How many lines in the data below contain the string "title"? State that number only.

▶ SUPPLIED RECORDS:
---------------

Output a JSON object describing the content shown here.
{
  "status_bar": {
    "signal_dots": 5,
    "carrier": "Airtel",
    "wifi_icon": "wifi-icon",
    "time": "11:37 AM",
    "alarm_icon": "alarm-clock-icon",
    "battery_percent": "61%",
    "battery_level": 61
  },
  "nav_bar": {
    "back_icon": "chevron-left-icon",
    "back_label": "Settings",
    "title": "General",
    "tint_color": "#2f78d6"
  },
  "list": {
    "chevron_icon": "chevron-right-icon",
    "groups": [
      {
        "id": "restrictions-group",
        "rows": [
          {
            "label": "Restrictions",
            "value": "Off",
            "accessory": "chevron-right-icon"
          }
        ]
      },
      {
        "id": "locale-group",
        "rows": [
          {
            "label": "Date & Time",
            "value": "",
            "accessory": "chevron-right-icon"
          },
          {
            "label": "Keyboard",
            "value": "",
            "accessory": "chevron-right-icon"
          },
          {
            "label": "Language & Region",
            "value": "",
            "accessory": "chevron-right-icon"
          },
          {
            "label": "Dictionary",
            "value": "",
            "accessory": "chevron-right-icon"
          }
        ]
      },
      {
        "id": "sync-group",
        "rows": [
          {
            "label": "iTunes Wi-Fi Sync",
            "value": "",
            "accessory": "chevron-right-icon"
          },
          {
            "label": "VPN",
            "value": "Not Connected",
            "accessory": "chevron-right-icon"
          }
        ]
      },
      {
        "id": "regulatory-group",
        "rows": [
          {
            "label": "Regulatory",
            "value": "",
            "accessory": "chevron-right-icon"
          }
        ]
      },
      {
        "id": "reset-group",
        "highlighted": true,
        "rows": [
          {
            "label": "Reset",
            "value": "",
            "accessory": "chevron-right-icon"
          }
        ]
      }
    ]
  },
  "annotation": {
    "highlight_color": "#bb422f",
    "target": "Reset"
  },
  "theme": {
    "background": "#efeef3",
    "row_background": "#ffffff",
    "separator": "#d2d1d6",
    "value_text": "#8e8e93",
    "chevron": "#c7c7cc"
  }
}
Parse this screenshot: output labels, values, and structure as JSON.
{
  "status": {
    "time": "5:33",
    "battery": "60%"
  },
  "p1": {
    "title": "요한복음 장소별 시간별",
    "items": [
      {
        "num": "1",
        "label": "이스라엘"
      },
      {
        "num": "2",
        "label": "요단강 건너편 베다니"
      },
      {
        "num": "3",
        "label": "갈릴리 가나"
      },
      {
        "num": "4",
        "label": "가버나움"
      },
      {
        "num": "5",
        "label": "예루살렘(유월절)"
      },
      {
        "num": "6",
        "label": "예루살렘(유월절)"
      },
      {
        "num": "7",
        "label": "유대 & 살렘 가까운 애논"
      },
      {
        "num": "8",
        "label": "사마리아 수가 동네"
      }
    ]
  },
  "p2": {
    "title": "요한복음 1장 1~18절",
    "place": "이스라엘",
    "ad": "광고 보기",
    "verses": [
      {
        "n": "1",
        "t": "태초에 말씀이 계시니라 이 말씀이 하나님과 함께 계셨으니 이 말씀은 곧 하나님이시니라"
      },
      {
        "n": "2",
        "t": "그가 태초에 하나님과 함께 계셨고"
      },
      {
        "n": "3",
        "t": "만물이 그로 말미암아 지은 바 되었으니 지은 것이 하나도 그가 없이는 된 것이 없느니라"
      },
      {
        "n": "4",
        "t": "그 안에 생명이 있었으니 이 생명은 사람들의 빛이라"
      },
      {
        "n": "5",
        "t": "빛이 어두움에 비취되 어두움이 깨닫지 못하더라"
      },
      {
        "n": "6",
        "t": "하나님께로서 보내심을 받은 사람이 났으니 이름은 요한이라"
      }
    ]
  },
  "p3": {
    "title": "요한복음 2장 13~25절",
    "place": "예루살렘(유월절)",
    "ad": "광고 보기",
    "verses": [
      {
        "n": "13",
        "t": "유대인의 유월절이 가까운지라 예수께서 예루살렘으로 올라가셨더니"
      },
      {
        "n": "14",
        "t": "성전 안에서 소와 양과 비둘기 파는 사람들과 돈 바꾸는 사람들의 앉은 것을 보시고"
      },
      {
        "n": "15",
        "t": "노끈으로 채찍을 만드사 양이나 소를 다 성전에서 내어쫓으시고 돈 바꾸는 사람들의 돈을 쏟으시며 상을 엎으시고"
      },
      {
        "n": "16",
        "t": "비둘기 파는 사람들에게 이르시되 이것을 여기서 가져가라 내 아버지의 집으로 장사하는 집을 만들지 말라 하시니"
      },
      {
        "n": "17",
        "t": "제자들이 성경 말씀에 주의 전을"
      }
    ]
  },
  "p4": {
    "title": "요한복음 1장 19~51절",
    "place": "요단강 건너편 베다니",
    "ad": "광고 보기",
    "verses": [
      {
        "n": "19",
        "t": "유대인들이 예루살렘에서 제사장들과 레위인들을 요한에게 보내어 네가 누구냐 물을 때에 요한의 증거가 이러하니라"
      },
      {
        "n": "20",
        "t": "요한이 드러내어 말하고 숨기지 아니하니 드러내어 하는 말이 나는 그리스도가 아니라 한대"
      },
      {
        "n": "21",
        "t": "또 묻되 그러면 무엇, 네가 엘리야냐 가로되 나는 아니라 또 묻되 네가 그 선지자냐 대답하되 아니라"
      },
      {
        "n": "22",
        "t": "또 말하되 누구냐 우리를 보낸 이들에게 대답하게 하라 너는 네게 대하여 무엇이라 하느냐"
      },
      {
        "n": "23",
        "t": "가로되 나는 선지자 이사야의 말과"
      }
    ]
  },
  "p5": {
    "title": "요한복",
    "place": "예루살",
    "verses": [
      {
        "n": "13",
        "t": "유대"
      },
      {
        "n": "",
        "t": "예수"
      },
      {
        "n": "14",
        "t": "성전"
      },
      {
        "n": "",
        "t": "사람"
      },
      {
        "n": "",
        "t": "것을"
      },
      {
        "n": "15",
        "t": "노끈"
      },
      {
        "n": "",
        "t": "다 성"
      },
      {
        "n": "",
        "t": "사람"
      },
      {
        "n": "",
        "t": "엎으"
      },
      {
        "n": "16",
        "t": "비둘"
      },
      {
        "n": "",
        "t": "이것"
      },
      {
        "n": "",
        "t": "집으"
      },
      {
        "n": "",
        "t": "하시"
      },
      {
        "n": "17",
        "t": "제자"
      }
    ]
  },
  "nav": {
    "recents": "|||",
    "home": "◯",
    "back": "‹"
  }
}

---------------

▶ RESPONSE TO THIS EXERCISE: 6